I can’t help but feel sorry for places like Rathenow and Dessau. Rathenow had a major industry (optics) that made it a bombing target in WWII. The town and its industry were rebuilt after the war, but along came reunification and the dominant industry was once again shattered. Unlike Angermünde or the other historische Stadtkerne on this tour, Rathenow no longer has anything to polish up to make it a tourist destination.
Rathenow does have the Westhavelland nature reserve on its doorstep, however, which made for a pleasant departure. There were some undulations – gentle enough to enhance the journey rather than turn it into a trial. Further to the east is agricultural land and fens (Luch), which were alive with frog croaking and – when finally disturbed – the siren calls of cranes. This part of Germany is an important habitat for cranes. I finally checked how they nested, since the question was puzzling me. Obviously not Rapunzel-like at the top of factory chimneys as storks do: no, cranes build platform nests on water. There was plenty of the latter around – the Großer Havelländischer Hauptkanal was very high and parts of some fields were under water.
Despite retaining its historischer Stadtkern, Nauen is no more attractive than Rathenow. Fachwerkhäuser and Gründerzeit style. The town is apparently notable for pioneering radio transmission.
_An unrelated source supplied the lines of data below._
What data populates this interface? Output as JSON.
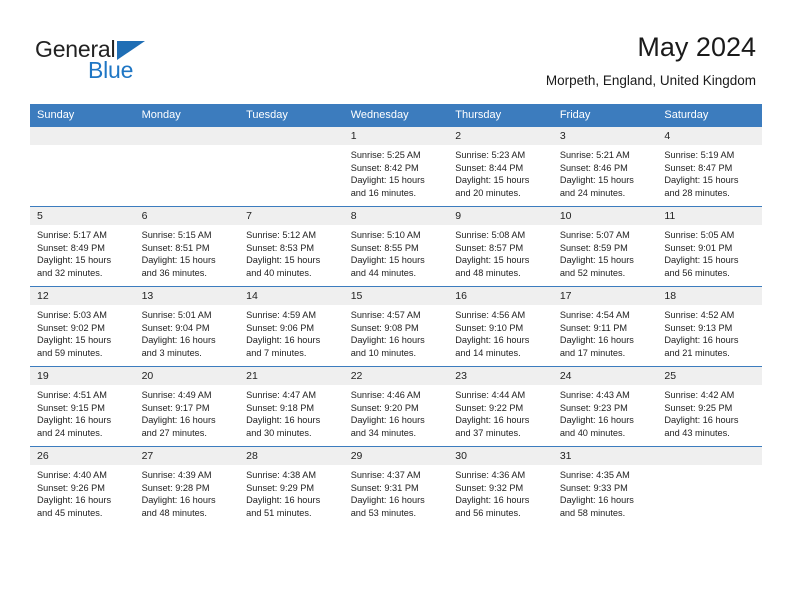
{
  "brand": {
    "name_part1": "General",
    "name_part2": "Blue",
    "triangle_color": "#1f6eb5",
    "blue_color": "#1f76c4"
  },
  "header": {
    "title": "May 2024",
    "subtitle": "Morpeth, England, United Kingdom"
  },
  "theme": {
    "header_blue": "#3c7cbe",
    "daynum_band": "#efefef",
    "text": "#222222"
  },
  "weekday_headers": [
    "Sunday",
    "Monday",
    "Tuesday",
    "Wednesday",
    "Thursday",
    "Friday",
    "Saturday"
  ],
  "labels": {
    "sunrise": "Sunrise:",
    "sunset": "Sunset:",
    "daylight": "Daylight:"
  },
  "weeks": [
    [
      {
        "day": "",
        "blank": true,
        "sunrise": "",
        "sunset": "",
        "daylight_line1": "",
        "daylight_line2": ""
      },
      {
        "day": "",
        "blank": true,
        "sunrise": "",
        "sunset": "",
        "daylight_line1": "",
        "daylight_line2": ""
      },
      {
        "day": "",
        "blank": true,
        "sunrise": "",
        "sunset": "",
        "daylight_line1": "",
        "daylight_line2": ""
      },
      {
        "day": "1",
        "blank": false,
        "sunrise": "Sunrise: 5:25 AM",
        "sunset": "Sunset: 8:42 PM",
        "daylight_line1": "Daylight: 15 hours",
        "daylight_line2": "and 16 minutes."
      },
      {
        "day": "2",
        "blank": false,
        "sunrise": "Sunrise: 5:23 AM",
        "sunset": "Sunset: 8:44 PM",
        "daylight_line1": "Daylight: 15 hours",
        "daylight_line2": "and 20 minutes."
      },
      {
        "day": "3",
        "blank": false,
        "sunrise": "Sunrise: 5:21 AM",
        "sunset": "Sunset: 8:46 PM",
        "daylight_line1": "Daylight: 15 hours",
        "daylight_line2": "and 24 minutes."
      },
      {
        "day": "4",
        "blank": false,
        "sunrise": "Sunrise: 5:19 AM",
        "sunset": "Sunset: 8:47 PM",
        "daylight_line1": "Daylight: 15 hours",
        "daylight_line2": "and 28 minutes."
      }
    ],
    [
      {
        "day": "5",
        "blank": false,
        "sunrise": "Sunrise: 5:17 AM",
        "sunset": "Sunset: 8:49 PM",
        "daylight_line1": "Daylight: 15 hours",
        "daylight_line2": "and 32 minutes."
      },
      {
        "day": "6",
        "blank": false,
        "sunrise": "Sunrise: 5:15 AM",
        "sunset": "Sunset: 8:51 PM",
        "daylight_line1": "Daylight: 15 hours",
        "daylight_line2": "and 36 minutes."
      },
      {
        "day": "7",
        "blank": false,
        "sunrise": "Sunrise: 5:12 AM",
        "sunset": "Sunset: 8:53 PM",
        "daylight_line1": "Daylight: 15 hours",
        "daylight_line2": "and 40 minutes."
      },
      {
        "day": "8",
        "blank": false,
        "sunrise": "Sunrise: 5:10 AM",
        "sunset": "Sunset: 8:55 PM",
        "daylight_line1": "Daylight: 15 hours",
        "daylight_line2": "and 44 minutes."
      },
      {
        "day": "9",
        "blank": false,
        "sunrise": "Sunrise: 5:08 AM",
        "sunset": "Sunset: 8:57 PM",
        "daylight_line1": "Daylight: 15 hours",
        "daylight_line2": "and 48 minutes."
      },
      {
        "day": "10",
        "blank": false,
        "sunrise": "Sunrise: 5:07 AM",
        "sunset": "Sunset: 8:59 PM",
        "daylight_line1": "Daylight: 15 hours",
        "daylight_line2": "and 52 minutes."
      },
      {
        "day": "11",
        "blank": false,
        "sunrise": "Sunrise: 5:05 AM",
        "sunset": "Sunset: 9:01 PM",
        "daylight_line1": "Daylight: 15 hours",
        "daylight_line2": "and 56 minutes."
      }
    ],
    [
      {
        "day": "12",
        "blank": false,
        "sunrise": "Sunrise: 5:03 AM",
        "sunset": "Sunset: 9:02 PM",
        "daylight_line1": "Daylight: 15 hours",
        "daylight_line2": "and 59 minutes."
      },
      {
        "day": "13",
        "blank": false,
        "sunrise": "Sunrise: 5:01 AM",
        "sunset": "Sunset: 9:04 PM",
        "daylight_line1": "Daylight: 16 hours",
        "daylight_line2": "and 3 minutes."
      },
      {
        "day": "14",
        "blank": false,
        "sunrise": "Sunrise: 4:59 AM",
        "sunset": "Sunset: 9:06 PM",
        "daylight_line1": "Daylight: 16 hours",
        "daylight_line2": "and 7 minutes."
      },
      {
        "day": "15",
        "blank": false,
        "sunrise": "Sunrise: 4:57 AM",
        "sunset": "Sunset: 9:08 PM",
        "daylight_line1": "Daylight: 16 hours",
        "daylight_line2": "and 10 minutes."
      },
      {
        "day": "16",
        "blank": false,
        "sunrise": "Sunrise: 4:56 AM",
        "sunset": "Sunset: 9:10 PM",
        "daylight_line1": "Daylight: 16 hours",
        "daylight_line2": "and 14 minutes."
      },
      {
        "day": "17",
        "blank": false,
        "sunrise": "Sunrise: 4:54 AM",
        "sunset": "Sunset: 9:11 PM",
        "daylight_line1": "Daylight: 16 hours",
        "daylight_line2": "and 17 minutes."
      },
      {
        "day": "18",
        "blank": false,
        "sunrise": "Sunrise: 4:52 AM",
        "sunset": "Sunset: 9:13 PM",
        "daylight_line1": "Daylight: 16 hours",
        "daylight_line2": "and 21 minutes."
      }
    ],
    [
      {
        "day": "19",
        "blank": false,
        "sunrise": "Sunrise: 4:51 AM",
        "sunset": "Sunset: 9:15 PM",
        "daylight_line1": "Daylight: 16 hours",
        "daylight_line2": "and 24 minutes."
      },
      {
        "day": "20",
        "blank": false,
        "sunrise": "Sunrise: 4:49 AM",
        "sunset": "Sunset: 9:17 PM",
        "daylight_line1": "Daylight: 16 hours",
        "daylight_line2": "and 27 minutes."
      },
      {
        "day": "21",
        "blank": false,
        "sunrise": "Sunrise: 4:47 AM",
        "sunset": "Sunset: 9:18 PM",
        "daylight_line1": "Daylight: 16 hours",
        "daylight_line2": "and 30 minutes."
      },
      {
        "day": "22",
        "blank": false,
        "sunrise": "Sunrise: 4:46 AM",
        "sunset": "Sunset: 9:20 PM",
        "daylight_line1": "Daylight: 16 hours",
        "daylight_line2": "and 34 minutes."
      },
      {
        "day": "23",
        "blank": false,
        "sunrise": "Sunrise: 4:44 AM",
        "sunset": "Sunset: 9:22 PM",
        "daylight_line1": "Daylight: 16 hours",
        "daylight_line2": "and 37 minutes."
      },
      {
        "day": "24",
        "blank": false,
        "sunrise": "Sunrise: 4:43 AM",
        "sunset": "Sunset: 9:23 PM",
        "daylight_line1": "Daylight: 16 hours",
        "daylight_line2": "and 40 minutes."
      },
      {
        "day": "25",
        "blank": false,
        "sunrise": "Sunrise: 4:42 AM",
        "sunset": "Sunset: 9:25 PM",
        "daylight_line1": "Daylight: 16 hours",
        "daylight_line2": "and 43 minutes."
      }
    ],
    [
      {
        "day": "26",
        "blank": false,
        "sunrise": "Sunrise: 4:40 AM",
        "sunset": "Sunset: 9:26 PM",
        "daylight_line1": "Daylight: 16 hours",
        "daylight_line2": "and 45 minutes."
      },
      {
        "day": "27",
        "blank": false,
        "sunrise": "Sunrise: 4:39 AM",
        "sunset": "Sunset: 9:28 PM",
        "daylight_line1": "Daylight: 16 hours",
        "daylight_line2": "and 48 minutes."
      },
      {
        "day": "28",
        "blank": false,
        "sunrise": "Sunrise: 4:38 AM",
        "sunset": "Sunset: 9:29 PM",
        "daylight_line1": "Daylight: 16 hours",
        "daylight_line2": "and 51 minutes."
      },
      {
        "day": "29",
        "blank": false,
        "sunrise": "Sunrise: 4:37 AM",
        "sunset": "Sunset: 9:31 PM",
        "daylight_line1": "Daylight: 16 hours",
        "daylight_line2": "and 53 minutes."
      },
      {
        "day": "30",
        "blank": false,
        "sunrise": "Sunrise: 4:36 AM",
        "sunset": "Sunset: 9:32 PM",
        "daylight_line1": "Daylight: 16 hours",
        "daylight_line2": "and 56 minutes."
      },
      {
        "day": "31",
        "blank": false,
        "sunrise": "Sunrise: 4:35 AM",
        "sunset": "Sunset: 9:33 PM",
        "daylight_line1": "Daylight: 16 hours",
        "daylight_line2": "and 58 minutes."
      },
      {
        "day": "",
        "blank": true,
        "sunrise": "",
        "sunset": "",
        "daylight_line1": "",
        "daylight_line2": ""
      }
    ]
  ]
}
At present the only highlights for me have been hearing chirpy piano music from a first-floor dance studio and staying next to a donkey sanctuary.